We were disappointed to learn that Donald Fagen commenced a lawsuit against (the estate of) Walter Becker, his partner of 50 years, on the eve of Thanksgiving. We believe the agreement to which Mr. Fagen refers in his suit — drafted 45 years ago— was not in effect at the time of Walter’s death.

Mr. Fagen’s lawsuit, riddled with half-truths and omissions, misleadingly fails to state that the day after Walter died, Mr. Fagen had his lawyer send a demand letter to Walter’s estate, thus beginning a legal campaign against Walter’s family immediately after his death. The misrepresentation that his widow, Ms. Cioffi initiated any litigious action is simply untrue.
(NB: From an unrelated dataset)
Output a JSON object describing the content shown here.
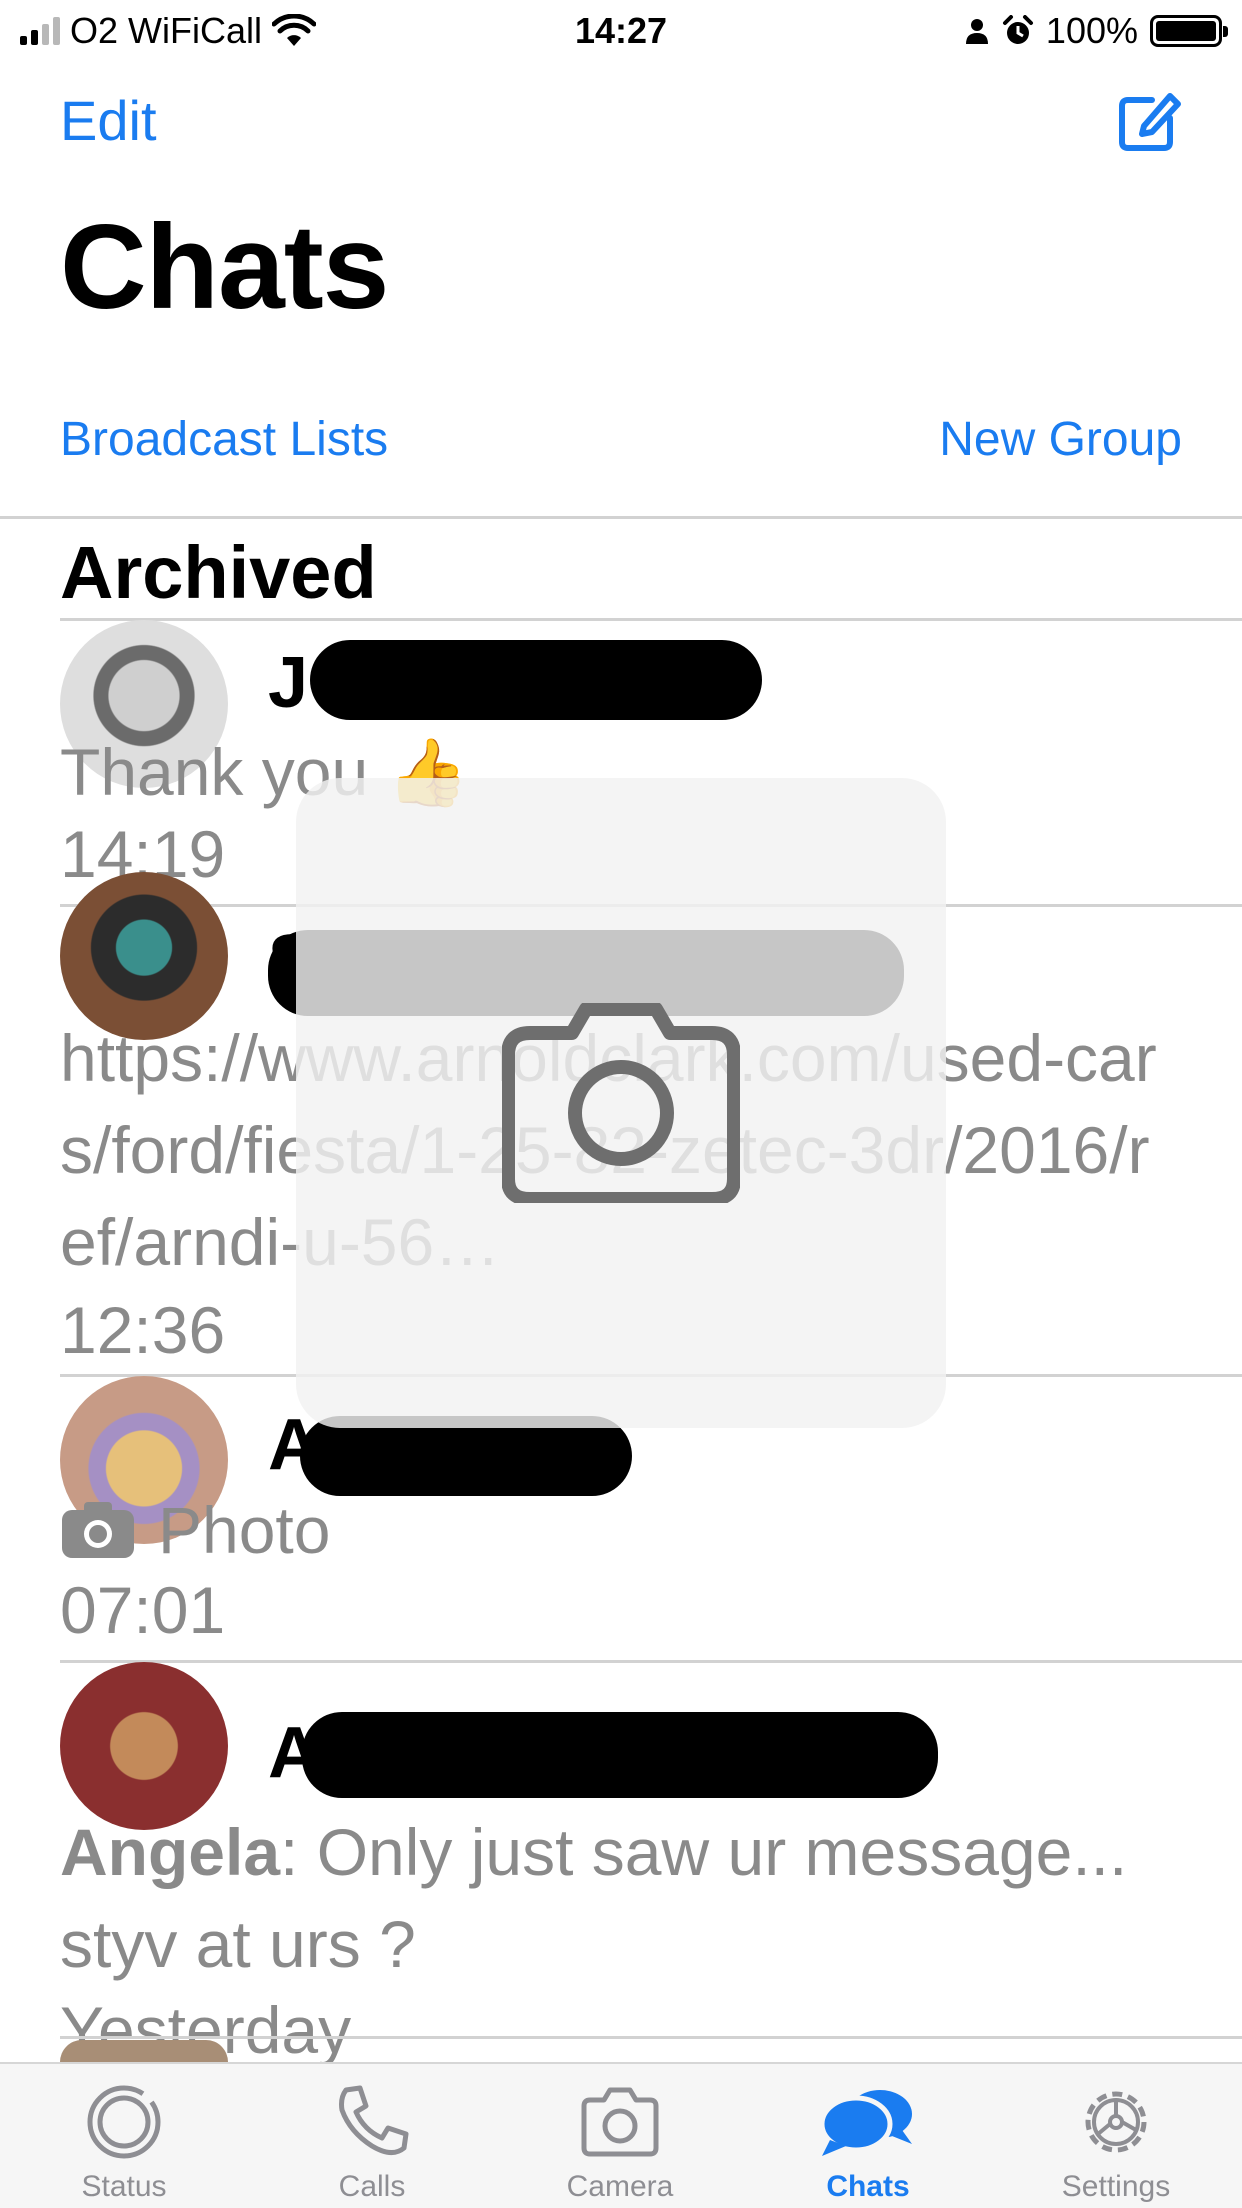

In our view, Mr. Fagen is unfairly trying to deprive Walter’s family of the fruits of their joint labors.  

Since Walter’s passing, we have endeavored to achieve a compromise with Mr. Fagen. We were close to a resolution with his longtime counsel who he suddenly fired. We then negotiated in good faith with replacement counsel who Mr. Fagen also fired. Mr. Fagen’s third and current lawyer did not even attempt to contact us prior to filing a lawsuit. While we regret Mr. Fagen’s latest actions, we will vigorously defend against his unwarranted and frivolous case.

This article originally appeared on Stereogum.